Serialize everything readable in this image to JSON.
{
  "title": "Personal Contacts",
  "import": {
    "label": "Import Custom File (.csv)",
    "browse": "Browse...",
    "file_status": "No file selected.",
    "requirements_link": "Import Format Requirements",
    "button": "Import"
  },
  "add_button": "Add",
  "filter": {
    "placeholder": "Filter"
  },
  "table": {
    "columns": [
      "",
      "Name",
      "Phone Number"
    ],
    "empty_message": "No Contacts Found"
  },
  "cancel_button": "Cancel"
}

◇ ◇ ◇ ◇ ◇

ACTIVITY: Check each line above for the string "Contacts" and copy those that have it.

ANSWER SECTION:
  "title": "Personal Contacts",
    "empty_message": "No Contacts Found"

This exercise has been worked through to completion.